    I tend to wheel it out when I want to make treats for the office that I can say have a NZ influence (I live in London now), but I don't tend to use it as a daily reference.

    So not that old in the grand scheme of things.

    1. The Settlement Cookbook. Came out around 1903 in NYC. I have the copy my grandmother got when she married in 1919. I still use it as a refernce from time to time. There have been many editions over the years, and my mother and aunts received them in the 1940s and my sister got one when she married in 1970.

      The cookbook was part of the instruction at a lower east side settlement house aimed at Eastern European Jewish immigrants. It had a definite German-Jewish slant to it (although it extensively deals with pork).

      4 Replies
      1. re: bagelman01

        I have my grandmother's copy, also an original. She purchased it when she emigrated to NYC, in the late 1920's. I cook several recipes from it. It's a treasure.

        1. re: nikkihwood

          I agree - it is awesome.

          I use it as a general reference and, I made my wedding challah from it (with her changes scribbled in the margins.)

          It's an incredible book.

        2. re: bagelman01

          I have a reproduction -- I love this book.

          1. re: bagelman01

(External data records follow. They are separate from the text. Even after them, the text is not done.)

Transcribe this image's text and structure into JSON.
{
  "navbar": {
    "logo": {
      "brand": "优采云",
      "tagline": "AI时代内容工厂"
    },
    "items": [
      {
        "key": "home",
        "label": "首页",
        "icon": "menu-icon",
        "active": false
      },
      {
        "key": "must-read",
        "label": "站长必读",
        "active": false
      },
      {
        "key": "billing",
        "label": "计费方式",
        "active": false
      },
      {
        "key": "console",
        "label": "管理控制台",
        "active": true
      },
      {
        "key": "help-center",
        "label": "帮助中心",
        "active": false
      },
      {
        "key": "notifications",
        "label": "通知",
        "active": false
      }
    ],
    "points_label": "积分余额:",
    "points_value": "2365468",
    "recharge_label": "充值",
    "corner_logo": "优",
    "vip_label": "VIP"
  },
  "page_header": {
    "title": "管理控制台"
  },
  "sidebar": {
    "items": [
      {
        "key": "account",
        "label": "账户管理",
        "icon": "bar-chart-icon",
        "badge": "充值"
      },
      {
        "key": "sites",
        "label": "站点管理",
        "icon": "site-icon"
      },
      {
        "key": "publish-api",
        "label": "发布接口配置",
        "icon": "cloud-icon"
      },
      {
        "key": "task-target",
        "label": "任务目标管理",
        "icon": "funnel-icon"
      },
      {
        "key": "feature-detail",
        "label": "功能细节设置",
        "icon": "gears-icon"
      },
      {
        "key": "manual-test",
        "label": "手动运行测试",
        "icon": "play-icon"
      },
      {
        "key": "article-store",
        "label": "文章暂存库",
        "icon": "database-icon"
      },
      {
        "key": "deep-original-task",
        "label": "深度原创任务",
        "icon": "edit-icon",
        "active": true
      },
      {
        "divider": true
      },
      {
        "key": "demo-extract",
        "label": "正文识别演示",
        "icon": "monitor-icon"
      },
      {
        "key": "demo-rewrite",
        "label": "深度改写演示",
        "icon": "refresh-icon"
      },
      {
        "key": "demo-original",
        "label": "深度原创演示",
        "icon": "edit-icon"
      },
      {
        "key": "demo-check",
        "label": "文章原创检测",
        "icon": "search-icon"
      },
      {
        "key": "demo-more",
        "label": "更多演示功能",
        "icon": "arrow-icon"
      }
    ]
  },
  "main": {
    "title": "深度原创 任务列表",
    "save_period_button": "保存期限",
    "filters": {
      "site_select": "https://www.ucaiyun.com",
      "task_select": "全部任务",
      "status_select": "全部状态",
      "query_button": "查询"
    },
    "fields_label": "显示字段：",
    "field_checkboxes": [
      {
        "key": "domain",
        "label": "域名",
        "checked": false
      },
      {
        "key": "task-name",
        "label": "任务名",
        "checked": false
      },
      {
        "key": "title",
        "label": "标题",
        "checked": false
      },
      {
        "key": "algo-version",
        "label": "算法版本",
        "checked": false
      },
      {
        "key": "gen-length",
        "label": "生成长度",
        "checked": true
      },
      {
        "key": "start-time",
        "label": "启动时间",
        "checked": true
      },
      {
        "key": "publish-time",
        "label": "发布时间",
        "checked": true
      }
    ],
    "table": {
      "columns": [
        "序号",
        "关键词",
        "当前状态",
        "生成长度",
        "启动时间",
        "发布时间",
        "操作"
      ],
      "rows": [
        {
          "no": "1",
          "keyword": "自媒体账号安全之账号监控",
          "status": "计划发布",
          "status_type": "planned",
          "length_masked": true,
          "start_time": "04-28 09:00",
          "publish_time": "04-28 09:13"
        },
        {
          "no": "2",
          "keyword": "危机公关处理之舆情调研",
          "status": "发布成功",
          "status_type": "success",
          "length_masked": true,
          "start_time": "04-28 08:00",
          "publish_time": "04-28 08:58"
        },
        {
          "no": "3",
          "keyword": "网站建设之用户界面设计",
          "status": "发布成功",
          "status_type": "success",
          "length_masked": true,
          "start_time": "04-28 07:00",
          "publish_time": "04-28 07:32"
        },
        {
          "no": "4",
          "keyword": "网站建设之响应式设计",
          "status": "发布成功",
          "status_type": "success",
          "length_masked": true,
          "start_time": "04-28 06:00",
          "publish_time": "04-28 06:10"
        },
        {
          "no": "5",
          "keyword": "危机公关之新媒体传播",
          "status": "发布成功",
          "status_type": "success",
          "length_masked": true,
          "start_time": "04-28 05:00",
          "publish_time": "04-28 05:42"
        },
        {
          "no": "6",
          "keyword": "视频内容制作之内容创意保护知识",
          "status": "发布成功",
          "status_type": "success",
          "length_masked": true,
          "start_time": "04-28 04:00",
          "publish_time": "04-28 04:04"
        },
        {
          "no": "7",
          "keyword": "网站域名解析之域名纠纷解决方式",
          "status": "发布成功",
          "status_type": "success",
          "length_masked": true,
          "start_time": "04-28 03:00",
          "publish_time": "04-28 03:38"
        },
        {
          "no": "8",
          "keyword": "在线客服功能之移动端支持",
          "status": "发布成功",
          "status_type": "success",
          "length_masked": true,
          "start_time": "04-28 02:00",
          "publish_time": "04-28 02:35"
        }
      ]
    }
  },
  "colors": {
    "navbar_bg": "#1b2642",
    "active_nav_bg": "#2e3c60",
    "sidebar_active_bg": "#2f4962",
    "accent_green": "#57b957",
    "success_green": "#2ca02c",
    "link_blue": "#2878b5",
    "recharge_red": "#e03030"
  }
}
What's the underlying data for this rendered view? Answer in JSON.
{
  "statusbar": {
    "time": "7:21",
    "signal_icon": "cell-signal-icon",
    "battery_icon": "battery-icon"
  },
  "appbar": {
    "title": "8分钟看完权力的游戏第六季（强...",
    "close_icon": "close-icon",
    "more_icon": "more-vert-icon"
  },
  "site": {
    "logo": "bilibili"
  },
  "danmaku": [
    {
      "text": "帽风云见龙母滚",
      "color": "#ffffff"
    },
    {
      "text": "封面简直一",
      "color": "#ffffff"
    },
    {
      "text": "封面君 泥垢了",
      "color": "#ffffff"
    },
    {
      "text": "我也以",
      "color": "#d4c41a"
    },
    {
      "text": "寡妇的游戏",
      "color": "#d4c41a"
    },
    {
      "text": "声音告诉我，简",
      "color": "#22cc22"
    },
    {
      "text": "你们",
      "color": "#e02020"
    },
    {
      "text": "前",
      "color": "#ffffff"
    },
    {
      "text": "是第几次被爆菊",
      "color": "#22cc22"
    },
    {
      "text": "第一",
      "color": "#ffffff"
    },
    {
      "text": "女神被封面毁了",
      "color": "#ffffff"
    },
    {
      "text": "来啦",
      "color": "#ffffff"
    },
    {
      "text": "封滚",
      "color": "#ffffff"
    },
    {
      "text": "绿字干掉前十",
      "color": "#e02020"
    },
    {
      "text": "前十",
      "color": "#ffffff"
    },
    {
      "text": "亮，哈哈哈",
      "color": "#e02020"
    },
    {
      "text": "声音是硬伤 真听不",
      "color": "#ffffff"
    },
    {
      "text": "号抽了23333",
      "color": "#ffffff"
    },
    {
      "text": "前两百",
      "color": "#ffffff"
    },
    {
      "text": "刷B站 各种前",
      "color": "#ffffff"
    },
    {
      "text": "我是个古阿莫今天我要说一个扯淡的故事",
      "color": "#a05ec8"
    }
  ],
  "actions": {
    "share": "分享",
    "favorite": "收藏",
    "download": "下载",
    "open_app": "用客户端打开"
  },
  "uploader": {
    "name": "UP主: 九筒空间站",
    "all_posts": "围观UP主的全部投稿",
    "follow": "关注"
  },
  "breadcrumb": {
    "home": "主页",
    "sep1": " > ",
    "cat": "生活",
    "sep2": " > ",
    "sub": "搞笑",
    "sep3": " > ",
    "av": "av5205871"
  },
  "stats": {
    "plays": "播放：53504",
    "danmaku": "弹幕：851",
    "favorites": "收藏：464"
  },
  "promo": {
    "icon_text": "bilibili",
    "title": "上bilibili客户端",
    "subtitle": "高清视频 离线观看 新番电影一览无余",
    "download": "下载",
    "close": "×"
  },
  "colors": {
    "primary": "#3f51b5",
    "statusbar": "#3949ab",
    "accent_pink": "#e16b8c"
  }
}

            My Grandma gave my mom one in 1936 when she married my dad. Somehow it disappeared from her collection. I recently was able to purchase a 1936 edition in quite good condition. Made me very happy.

            I mostly use it for reference.

          2. My oldest cookbook is about 50 years old, and yes, I cook from it...Yankee Hill Country Cooking.

            This does not answer your question per se, but I often cook from recipe cards/notebooks (hand written) from the 1910's-1920's onward--my grandmothers' recipes jotted down after they came to America. My family weren't really "cookbook" people---I inherited all of my mom's and the whole collection is a half dozen books.

            1. Mum's Good Housekeeping Cookery Compendium, dated 1954.

              No, I dont cook from it - the recipes are very old-fashioned and not at all what I want to eat, although young Harters no doubt did eat from it when it was brand new. There's lots of baking, much of it sweet pies and cakes - which makes sense as it was that year when sugar ceased to be rationed post war.

              1. Do you mean the cookbook itself or the recipes in it? I've got a copy of Archestratos cookbook, but the oldest printed cookbook is a 1900 copy of Mrs. Beetons.